======== Data for the task

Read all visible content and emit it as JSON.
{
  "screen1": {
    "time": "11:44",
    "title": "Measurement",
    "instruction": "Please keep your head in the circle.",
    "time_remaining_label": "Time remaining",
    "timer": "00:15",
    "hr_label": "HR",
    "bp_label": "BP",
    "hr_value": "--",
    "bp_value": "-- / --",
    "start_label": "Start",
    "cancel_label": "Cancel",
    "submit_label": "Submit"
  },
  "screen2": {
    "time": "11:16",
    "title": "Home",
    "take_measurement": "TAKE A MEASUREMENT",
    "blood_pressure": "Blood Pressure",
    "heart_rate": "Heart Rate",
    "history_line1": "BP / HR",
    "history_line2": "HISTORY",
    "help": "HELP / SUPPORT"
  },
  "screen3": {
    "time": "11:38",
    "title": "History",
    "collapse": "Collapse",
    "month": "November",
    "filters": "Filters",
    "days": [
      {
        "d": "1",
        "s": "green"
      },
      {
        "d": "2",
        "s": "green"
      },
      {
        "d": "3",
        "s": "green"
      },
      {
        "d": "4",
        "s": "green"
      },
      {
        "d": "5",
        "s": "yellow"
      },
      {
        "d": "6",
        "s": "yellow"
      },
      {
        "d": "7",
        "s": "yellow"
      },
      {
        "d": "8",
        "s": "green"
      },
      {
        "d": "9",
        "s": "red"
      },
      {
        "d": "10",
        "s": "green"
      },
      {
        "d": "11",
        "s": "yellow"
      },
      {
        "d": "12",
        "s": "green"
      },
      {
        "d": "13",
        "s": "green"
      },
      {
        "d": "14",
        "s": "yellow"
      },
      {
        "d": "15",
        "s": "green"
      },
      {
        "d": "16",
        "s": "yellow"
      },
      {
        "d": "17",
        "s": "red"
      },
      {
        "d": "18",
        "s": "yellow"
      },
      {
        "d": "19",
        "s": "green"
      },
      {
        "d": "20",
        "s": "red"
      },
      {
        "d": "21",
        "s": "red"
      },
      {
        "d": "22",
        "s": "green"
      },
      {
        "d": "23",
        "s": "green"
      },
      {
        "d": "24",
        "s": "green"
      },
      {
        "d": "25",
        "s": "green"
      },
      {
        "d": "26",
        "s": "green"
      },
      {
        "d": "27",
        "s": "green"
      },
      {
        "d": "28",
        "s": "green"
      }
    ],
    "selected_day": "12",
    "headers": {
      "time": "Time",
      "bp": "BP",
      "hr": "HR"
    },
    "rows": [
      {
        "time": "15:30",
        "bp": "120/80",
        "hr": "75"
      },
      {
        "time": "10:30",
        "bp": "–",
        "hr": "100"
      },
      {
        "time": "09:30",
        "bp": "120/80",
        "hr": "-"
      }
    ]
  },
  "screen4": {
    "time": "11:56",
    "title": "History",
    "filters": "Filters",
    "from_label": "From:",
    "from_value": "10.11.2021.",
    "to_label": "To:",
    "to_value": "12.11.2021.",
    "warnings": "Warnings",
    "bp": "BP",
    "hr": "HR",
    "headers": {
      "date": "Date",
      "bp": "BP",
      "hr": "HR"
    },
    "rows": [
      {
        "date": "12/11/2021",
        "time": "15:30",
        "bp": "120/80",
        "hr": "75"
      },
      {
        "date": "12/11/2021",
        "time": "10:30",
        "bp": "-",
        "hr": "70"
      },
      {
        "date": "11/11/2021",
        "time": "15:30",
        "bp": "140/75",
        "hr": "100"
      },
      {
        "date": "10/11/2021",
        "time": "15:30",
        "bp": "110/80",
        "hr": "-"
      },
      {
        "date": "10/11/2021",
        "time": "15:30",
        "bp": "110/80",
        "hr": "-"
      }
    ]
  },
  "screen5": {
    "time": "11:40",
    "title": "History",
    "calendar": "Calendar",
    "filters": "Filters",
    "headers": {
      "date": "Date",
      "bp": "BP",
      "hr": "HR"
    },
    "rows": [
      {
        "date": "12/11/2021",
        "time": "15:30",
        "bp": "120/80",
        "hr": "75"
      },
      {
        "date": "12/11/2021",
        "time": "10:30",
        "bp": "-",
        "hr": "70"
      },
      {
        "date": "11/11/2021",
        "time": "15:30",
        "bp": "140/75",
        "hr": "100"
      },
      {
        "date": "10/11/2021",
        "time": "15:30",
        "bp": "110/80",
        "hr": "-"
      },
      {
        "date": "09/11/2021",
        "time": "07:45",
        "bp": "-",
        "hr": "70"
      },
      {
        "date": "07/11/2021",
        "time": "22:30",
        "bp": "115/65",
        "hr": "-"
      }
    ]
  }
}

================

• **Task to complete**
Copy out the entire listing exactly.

• **Result of the exercise**
Read all visible content and emit it as JSON.
{
  "screen1": {
    "time": "11:44",
    "title": "Measurement",
    "instruction": "Please keep your head in the circle.",
    "time_remaining_label": "Time remaining",
    "timer": "00:15",
    "hr_label": "HR",
    "bp_label": "BP",
    "hr_value": "--",
    "bp_value": "-- / --",
    "start_label": "Start",
    "cancel_label": "Cancel",
    "submit_label": "Submit"
  },
  "screen2": {
    "time": "11:16",
    "title": "Home",
    "take_measurement": "TAKE A MEASUREMENT",
    "blood_pressure": "Blood Pressure",
    "heart_rate": "Heart Rate",
    "history_line1": "BP / HR",
    "history_line2": "HISTORY",
    "help": "HELP / SUPPORT"
  },
  "screen3": {
    "time": "11:38",
    "title": "History",
    "collapse": "Collapse",
    "month": "November",
    "filters": "Filters",
    "days": [
      {
        "d": "1",
        "s": "green"
      },
      {
        "d": "2",
        "s": "green"
      },
      {
        "d": "3",
        "s": "green"
      },
      {
        "d": "4",
        "s": "green"
      },
      {
        "d": "5",
        "s": "yellow"
      },
      {
        "d": "6",
        "s": "yellow"
      },
      {
        "d": "7",
        "s": "yellow"
      },
      {
        "d": "8",
        "s": "green"
      },
      {
        "d": "9",
        "s": "red"
      },
      {
        "d": "10",
        "s": "green"
      },
      {
        "d": "11",
        "s": "yellow"
      },
      {
        "d": "12",
        "s": "green"
      },
      {
        "d": "13",
        "s": "green"
      },
      {
        "d": "14",
        "s": "yellow"
      },
      {
        "d": "15",
        "s": "green"
      },
      {
        "d": "16",
        "s": "yellow"
      },
      {
        "d": "17",
        "s": "red"
      },
      {
        "d": "18",
        "s": "yellow"
      },
      {
        "d": "19",
        "s": "green"
      },
      {
        "d": "20",
        "s": "red"
      },
      {
        "d": "21",
        "s": "red"
      },
      {
        "d": "22",
        "s": "green"
      },
      {
        "d": "23",
        "s": "green"
      },
      {
        "d": "24",
        "s": "green"
      },
      {
        "d": "25",
        "s": "green"
      },
      {
        "d": "26",
        "s": "green"
      },
      {
        "d": "27",
        "s": "green"
      },
      {
        "d": "28",
        "s": "green"
      }
    ],
    "selected_day": "12",
    "headers": {
      "time": "Time",
      "bp": "BP",
      "hr": "HR"
    },
    "rows": [
      {
        "time": "15:30",
        "bp": "120/80",
        "hr": "75"
      },
      {
        "time": "10:30",
        "bp": "–",
        "hr": "100"
      },
      {
        "time": "09:30",
        "bp": "120/80",
        "hr": "-"
      }
    ]
  },
  "screen4": {
    "time": "11:56",
    "title": "History",
    "filters": "Filters",
    "from_label": "From:",
    "from_value": "10.11.2021.",
    "to_label": "To:",
    "to_value": "12.11.2021.",
    "warnings": "Warnings",
    "bp": "BP",
    "hr": "HR",
    "headers": {
      "date": "Date",
      "bp": "BP",
      "hr": "HR"
    },
    "rows": [
      {
        "date": "12/11/2021",
        "time": "15:30",
        "bp": "120/80",
        "hr": "75"
      },
      {
        "date": "12/11/2021",
        "time": "10:30",
        "bp": "-",
        "hr": "70"
      },
      {
        "date": "11/11/2021",
        "time": "15:30",
        "bp": "140/75",
        "hr": "100"
      },
      {
        "date": "10/11/2021",
        "time": "15:30",
        "bp": "110/80",
        "hr": "-"
      },
      {
        "date": "10/11/2021",
        "time": "15:30",
        "bp": "110/80",
        "hr": "-"
      }
    ]
  },
  "screen5": {
    "time": "11:40",
    "title": "History",
    "calendar": "Calendar",
    "filters": "Filters",
    "headers": {
      "date": "Date",
      "bp": "BP",
      "hr": "HR"
    },
    "rows": [
      {
        "date": "12/11/2021",
        "time": "15:30",
        "bp": "120/80",
        "hr": "75"
      },
      {
        "date": "12/11/2021",
        "time": "10:30",
        "bp": "-",
        "hr": "70"
      },
      {
        "date": "11/11/2021",
        "time": "15:30",
        "bp": "140/75",
        "hr": "100"
      },
      {
        "date": "10/11/2021",
        "time": "15:30",
        "bp": "110/80",
        "hr": "-"
      },
      {
        "date": "09/11/2021",
        "time": "07:45",
        "bp": "-",
        "hr": "70"
      },
      {
        "date": "07/11/2021",
        "time": "22:30",
        "bp": "115/65",
        "hr": "-"
      }
    ]
  }
}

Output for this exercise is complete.